__DIRECTIONS__: Your task is to restate exactly the lines from the one holding "What data populates" to the end of the entries below, inclusive.

....................

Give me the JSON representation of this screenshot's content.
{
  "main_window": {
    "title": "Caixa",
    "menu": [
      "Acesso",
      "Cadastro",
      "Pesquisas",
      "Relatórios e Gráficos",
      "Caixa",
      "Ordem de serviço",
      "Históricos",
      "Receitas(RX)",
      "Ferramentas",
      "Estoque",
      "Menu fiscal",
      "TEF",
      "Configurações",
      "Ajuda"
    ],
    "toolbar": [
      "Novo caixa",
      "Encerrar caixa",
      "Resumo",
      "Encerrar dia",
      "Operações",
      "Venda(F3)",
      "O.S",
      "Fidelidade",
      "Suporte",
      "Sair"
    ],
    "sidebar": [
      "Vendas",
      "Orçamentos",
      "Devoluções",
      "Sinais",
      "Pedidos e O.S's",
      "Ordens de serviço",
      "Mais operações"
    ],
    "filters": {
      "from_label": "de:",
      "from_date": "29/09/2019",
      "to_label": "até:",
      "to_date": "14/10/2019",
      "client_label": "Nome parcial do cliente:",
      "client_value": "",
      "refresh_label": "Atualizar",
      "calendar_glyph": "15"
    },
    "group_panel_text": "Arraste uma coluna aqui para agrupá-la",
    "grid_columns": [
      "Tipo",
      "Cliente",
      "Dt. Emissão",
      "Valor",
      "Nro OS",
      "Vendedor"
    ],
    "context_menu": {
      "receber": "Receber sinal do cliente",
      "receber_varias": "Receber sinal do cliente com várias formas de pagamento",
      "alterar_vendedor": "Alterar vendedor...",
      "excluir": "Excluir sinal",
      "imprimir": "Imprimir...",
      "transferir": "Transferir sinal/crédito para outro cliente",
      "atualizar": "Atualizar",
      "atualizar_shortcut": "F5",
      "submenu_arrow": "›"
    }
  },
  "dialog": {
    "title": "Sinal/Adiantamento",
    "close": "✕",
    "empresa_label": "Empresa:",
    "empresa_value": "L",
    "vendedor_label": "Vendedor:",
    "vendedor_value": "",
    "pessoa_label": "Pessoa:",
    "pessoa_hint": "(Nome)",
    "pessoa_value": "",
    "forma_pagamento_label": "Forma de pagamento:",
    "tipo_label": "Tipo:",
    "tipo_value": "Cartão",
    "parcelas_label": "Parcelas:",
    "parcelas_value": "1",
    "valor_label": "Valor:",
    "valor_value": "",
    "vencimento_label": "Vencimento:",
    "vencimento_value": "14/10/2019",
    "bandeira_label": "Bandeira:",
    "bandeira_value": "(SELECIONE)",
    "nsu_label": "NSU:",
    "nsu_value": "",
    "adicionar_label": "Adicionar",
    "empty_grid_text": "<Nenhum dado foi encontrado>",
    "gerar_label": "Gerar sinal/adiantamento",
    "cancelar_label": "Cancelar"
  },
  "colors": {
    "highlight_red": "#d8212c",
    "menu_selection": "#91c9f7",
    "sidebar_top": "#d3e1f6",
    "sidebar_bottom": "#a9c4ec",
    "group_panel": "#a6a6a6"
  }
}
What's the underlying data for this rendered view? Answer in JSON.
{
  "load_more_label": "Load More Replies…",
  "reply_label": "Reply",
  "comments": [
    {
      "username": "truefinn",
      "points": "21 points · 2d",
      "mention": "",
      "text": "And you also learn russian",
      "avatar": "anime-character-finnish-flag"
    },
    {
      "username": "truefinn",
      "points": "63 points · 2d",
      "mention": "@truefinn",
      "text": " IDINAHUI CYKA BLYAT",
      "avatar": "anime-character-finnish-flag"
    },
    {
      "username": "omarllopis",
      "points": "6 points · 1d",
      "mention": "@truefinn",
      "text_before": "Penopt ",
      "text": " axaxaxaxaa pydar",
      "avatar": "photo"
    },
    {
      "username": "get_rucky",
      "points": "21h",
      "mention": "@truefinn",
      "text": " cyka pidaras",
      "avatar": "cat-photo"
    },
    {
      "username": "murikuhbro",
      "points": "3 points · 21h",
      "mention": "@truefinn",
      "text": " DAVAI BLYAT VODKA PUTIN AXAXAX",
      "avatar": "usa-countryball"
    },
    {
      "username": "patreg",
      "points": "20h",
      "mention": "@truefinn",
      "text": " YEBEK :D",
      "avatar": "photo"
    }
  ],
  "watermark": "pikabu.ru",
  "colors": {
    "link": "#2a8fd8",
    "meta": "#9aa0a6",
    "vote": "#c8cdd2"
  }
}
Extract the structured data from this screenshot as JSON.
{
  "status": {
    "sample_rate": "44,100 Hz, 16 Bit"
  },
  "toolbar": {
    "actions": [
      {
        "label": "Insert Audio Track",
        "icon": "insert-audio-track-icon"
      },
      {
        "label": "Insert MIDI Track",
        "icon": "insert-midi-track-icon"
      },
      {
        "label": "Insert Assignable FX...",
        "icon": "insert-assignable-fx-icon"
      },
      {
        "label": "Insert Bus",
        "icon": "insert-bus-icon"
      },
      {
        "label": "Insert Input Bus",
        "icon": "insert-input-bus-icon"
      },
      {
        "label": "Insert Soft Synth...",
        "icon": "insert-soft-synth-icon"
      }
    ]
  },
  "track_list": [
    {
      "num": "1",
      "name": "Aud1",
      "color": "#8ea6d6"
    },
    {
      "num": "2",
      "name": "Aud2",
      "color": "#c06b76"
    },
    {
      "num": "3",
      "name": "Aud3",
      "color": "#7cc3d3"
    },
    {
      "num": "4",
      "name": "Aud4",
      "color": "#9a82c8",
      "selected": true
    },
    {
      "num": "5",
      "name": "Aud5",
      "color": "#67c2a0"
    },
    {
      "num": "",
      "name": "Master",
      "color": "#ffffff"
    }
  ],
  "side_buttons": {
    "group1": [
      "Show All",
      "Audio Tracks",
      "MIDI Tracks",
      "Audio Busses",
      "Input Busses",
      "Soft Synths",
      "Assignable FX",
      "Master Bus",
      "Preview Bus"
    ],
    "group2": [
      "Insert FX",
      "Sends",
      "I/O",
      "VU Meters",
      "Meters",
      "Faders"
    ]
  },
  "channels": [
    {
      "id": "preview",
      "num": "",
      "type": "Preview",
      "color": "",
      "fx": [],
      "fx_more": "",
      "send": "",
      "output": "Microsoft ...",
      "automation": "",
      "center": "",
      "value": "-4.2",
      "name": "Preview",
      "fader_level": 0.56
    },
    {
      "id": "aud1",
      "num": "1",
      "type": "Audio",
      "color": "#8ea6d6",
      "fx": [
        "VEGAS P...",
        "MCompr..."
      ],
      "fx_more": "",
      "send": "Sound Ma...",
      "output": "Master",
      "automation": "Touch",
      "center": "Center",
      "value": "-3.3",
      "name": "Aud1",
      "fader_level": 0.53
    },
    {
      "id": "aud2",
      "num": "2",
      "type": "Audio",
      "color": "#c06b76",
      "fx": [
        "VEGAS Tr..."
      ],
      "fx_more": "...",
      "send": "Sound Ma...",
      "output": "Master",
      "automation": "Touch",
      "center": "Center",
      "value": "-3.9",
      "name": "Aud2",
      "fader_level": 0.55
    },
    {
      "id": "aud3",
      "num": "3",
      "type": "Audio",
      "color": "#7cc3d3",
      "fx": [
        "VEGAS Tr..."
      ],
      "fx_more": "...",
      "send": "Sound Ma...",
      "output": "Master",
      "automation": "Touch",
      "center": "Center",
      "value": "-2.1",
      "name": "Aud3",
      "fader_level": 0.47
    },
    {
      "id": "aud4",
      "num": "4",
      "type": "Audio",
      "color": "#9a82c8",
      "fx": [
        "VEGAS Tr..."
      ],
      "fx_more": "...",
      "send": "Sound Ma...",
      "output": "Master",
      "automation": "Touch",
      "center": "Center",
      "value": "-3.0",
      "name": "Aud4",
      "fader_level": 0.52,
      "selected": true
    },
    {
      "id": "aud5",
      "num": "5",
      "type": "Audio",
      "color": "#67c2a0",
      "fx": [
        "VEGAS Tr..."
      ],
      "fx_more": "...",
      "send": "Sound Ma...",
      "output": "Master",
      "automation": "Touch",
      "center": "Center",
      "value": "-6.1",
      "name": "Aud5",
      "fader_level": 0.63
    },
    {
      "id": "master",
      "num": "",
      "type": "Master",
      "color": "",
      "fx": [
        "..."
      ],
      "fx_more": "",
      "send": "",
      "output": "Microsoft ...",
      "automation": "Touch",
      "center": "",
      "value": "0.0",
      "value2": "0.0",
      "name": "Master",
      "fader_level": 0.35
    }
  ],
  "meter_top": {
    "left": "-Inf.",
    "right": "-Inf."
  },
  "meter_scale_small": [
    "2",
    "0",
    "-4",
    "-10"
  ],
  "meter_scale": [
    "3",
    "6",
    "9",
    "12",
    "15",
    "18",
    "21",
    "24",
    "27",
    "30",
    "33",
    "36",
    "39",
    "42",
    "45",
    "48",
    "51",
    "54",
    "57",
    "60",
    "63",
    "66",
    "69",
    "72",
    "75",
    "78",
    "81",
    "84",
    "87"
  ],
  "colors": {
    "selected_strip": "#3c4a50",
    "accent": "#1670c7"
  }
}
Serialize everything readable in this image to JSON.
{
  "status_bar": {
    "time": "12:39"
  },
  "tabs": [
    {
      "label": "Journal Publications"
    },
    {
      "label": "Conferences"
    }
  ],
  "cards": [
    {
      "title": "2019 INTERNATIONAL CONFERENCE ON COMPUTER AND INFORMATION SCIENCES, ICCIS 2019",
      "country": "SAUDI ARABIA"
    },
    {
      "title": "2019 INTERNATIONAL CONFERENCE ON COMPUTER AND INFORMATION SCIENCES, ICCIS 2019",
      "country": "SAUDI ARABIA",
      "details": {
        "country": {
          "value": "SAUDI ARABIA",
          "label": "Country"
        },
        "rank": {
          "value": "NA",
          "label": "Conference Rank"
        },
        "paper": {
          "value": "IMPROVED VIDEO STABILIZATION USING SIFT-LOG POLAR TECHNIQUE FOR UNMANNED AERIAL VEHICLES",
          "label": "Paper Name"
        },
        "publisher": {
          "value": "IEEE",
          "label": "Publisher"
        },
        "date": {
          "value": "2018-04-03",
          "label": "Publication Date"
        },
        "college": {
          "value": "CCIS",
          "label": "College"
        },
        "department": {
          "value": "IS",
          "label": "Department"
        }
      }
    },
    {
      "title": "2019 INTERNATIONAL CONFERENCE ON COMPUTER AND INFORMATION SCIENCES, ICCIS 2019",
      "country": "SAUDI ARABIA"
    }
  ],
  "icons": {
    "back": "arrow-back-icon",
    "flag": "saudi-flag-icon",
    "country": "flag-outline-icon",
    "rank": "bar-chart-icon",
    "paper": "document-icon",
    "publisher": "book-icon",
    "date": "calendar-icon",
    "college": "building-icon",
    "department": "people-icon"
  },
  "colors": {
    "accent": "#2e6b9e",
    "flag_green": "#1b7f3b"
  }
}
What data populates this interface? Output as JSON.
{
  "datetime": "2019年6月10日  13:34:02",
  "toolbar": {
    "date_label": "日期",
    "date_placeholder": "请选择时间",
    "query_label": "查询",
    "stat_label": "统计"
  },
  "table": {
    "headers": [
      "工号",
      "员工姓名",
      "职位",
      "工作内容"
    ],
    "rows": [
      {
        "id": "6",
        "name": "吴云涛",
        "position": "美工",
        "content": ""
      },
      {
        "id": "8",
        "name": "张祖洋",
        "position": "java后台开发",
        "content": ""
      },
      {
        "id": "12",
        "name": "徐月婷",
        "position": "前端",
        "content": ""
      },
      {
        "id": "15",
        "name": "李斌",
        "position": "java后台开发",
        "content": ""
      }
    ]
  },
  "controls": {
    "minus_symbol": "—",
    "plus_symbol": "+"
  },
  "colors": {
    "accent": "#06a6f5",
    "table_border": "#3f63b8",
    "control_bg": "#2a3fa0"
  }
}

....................

__RESULT FOR THIS EXERCISE__:
What data populates this interface? Output as JSON.
{
  "datetime": "2019年6月10日  13:34:02",
  "toolbar": {
    "date_label": "日期",
    "date_placeholder": "请选择时间",
    "query_label": "查询",
    "stat_label": "统计"
  },
  "table": {
    "headers": [
      "工号",
      "员工姓名",
      "职位",
      "工作内容"
    ],
    "rows": [
      {
        "id": "6",
        "name": "吴云涛",
        "position": "美工",
        "content": ""
      },
      {
        "id": "8",
        "name": "张祖洋",
        "position": "java后台开发",
        "content": ""
      },
      {
        "id": "12",
        "name": "徐月婷",
        "position": "前端",
        "content": ""
      },
      {
        "id": "15",
        "name": "李斌",
        "position": "java后台开发",
        "content": ""
      }
    ]
  },
  "controls": {
    "minus_symbol": "—",
    "plus_symbol": "+"
  },
  "colors": {
    "accent": "#06a6f5",
    "table_border": "#3f63b8",
    "control_bg": "#2a3fa0"
  }
}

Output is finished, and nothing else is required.